Stored records
Segment Open
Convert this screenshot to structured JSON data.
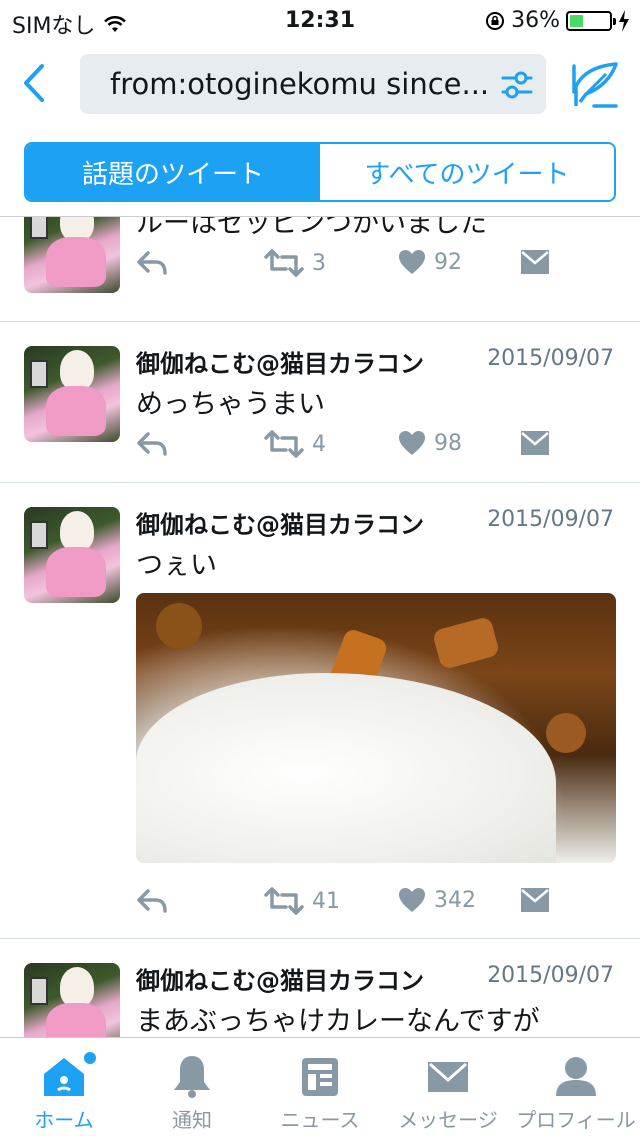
{
  "status_bar": {
    "carrier": "SIMなし",
    "time": "12:31",
    "battery_percent": "36%",
    "battery_level": 0.36
  },
  "nav": {
    "search_query": "from:otoginekomu since..."
  },
  "segments": {
    "top_tweets": "話題のツイート",
    "all_tweets": "すべてのツイート"
  },
  "tweets": [
    {
      "text": "ルーはゼッピンつかいました",
      "retweets": "3",
      "likes": "92"
    },
    {
      "name": "御伽ねこむ@猫目カラコン",
      "date": "2015/09/07",
      "text": "めっちゃうまい",
      "retweets": "4",
      "likes": "98"
    },
    {
      "name": "御伽ねこむ@猫目カラコン",
      "date": "2015/09/07",
      "text": "つぇい",
      "retweets": "41",
      "likes": "342"
    },
    {
      "name": "御伽ねこむ@猫目カラコン",
      "date": "2015/09/07",
      "text": "まあぶっちゃけカレーなんですが"
    }
  ],
  "tabbar": {
    "home": "ホーム",
    "notifications": "通知",
    "news": "ニュース",
    "messages": "メッセージ",
    "profile": "プロフィール"
  },
  "colors": {
    "accent": "#1da1f2",
    "muted": "#8899a6"
  }
}
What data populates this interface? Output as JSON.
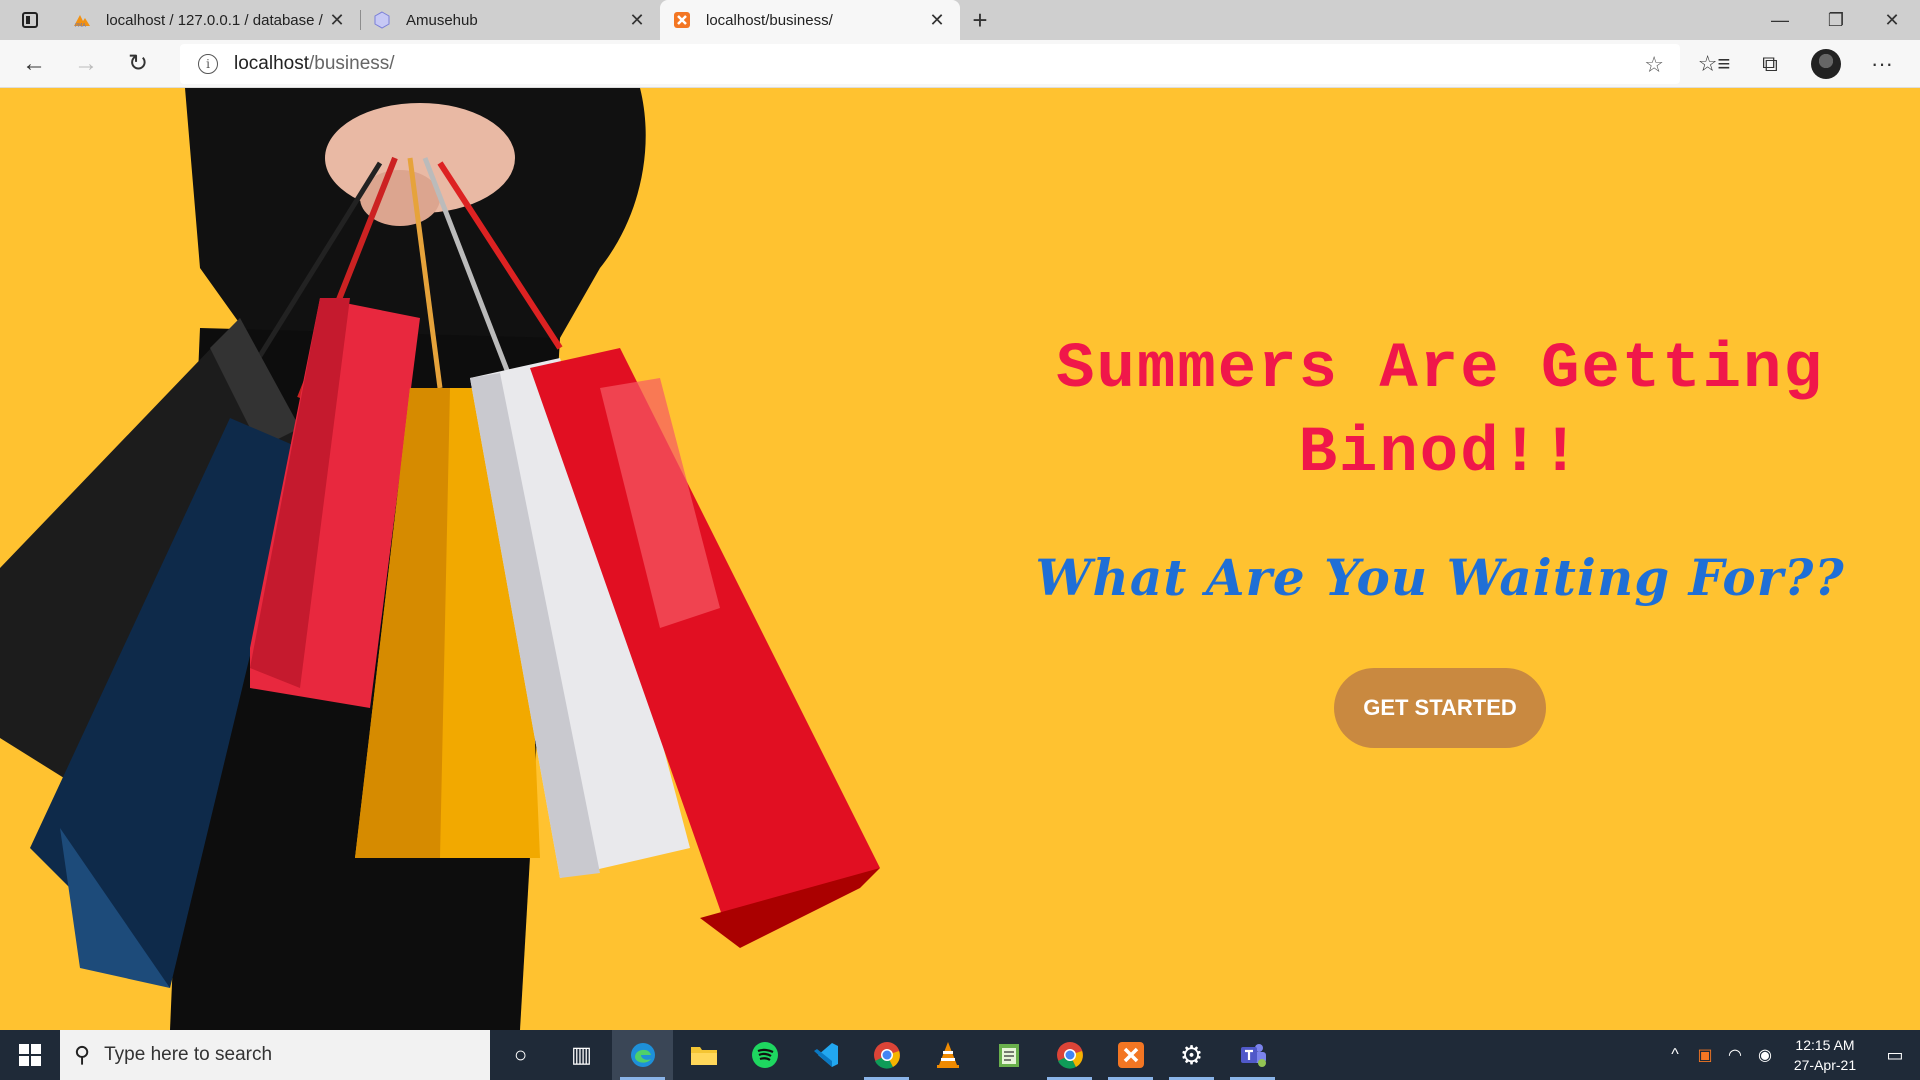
{
  "browser": {
    "tabs": [
      {
        "title": "localhost / 127.0.0.1 / database /",
        "icon": "phpmyadmin-icon",
        "active": false
      },
      {
        "title": "Amusehub",
        "icon": "amusehub-icon",
        "active": false
      },
      {
        "title": "localhost/business/",
        "icon": "xampp-icon",
        "active": true
      }
    ],
    "address": {
      "host": "localhost",
      "path": "/business/"
    }
  },
  "hero": {
    "headline_line1": "Summers Are Getting",
    "headline_line2": "Binod!!",
    "subheadline": "What Are You Waiting For??",
    "cta_label": "GET STARTED",
    "background_color": "#ffc230",
    "headline_color": "#f0174a",
    "subheadline_color": "#1f6fd6",
    "cta_color": "#c98940"
  },
  "taskbar": {
    "search_placeholder": "Type here to search",
    "time": "12:15 AM",
    "date": "27-Apr-21",
    "pinned": [
      "cortana-icon",
      "task-view-icon",
      "edge-icon",
      "file-explorer-icon",
      "spotify-icon",
      "vscode-icon",
      "chrome-icon",
      "vlc-icon",
      "notepad-icon",
      "chrome-profile-icon",
      "xampp-icon",
      "settings-icon",
      "teams-icon"
    ]
  }
}
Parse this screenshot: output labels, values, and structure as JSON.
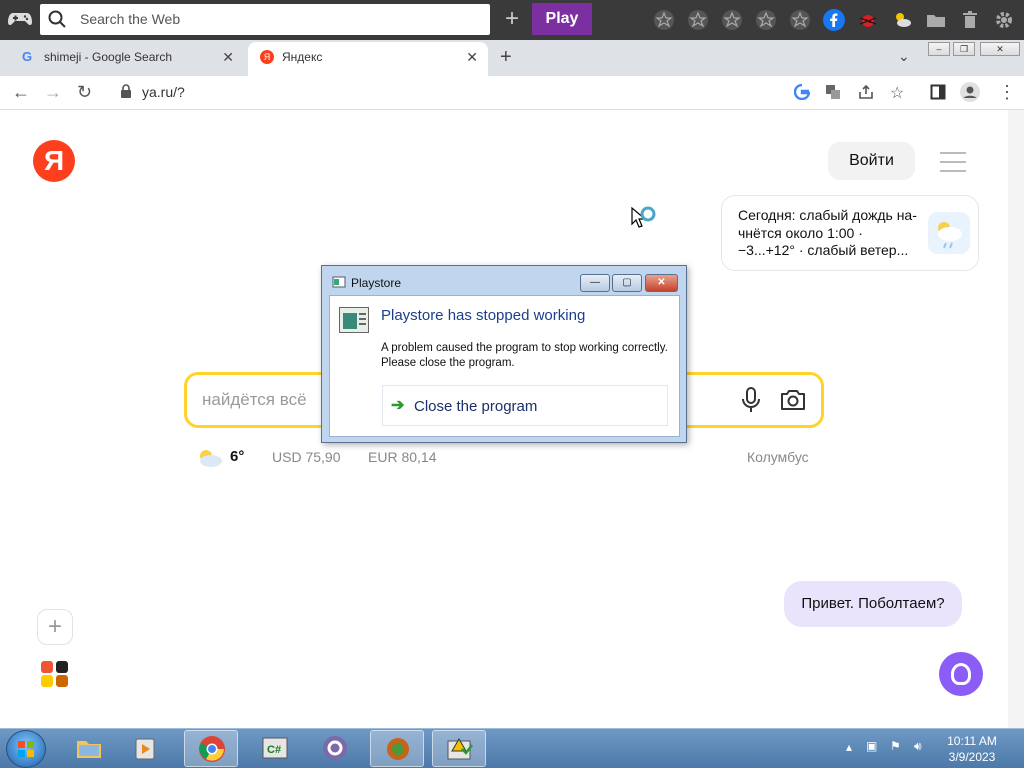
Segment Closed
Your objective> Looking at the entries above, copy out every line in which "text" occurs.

Expected answer>
      "text": "ルーはゼッピンつかいました",
      "text": "めっちゃうまい",
      "text": "つぇい",
      "text": "まあぶっちゃけカレーなんですが"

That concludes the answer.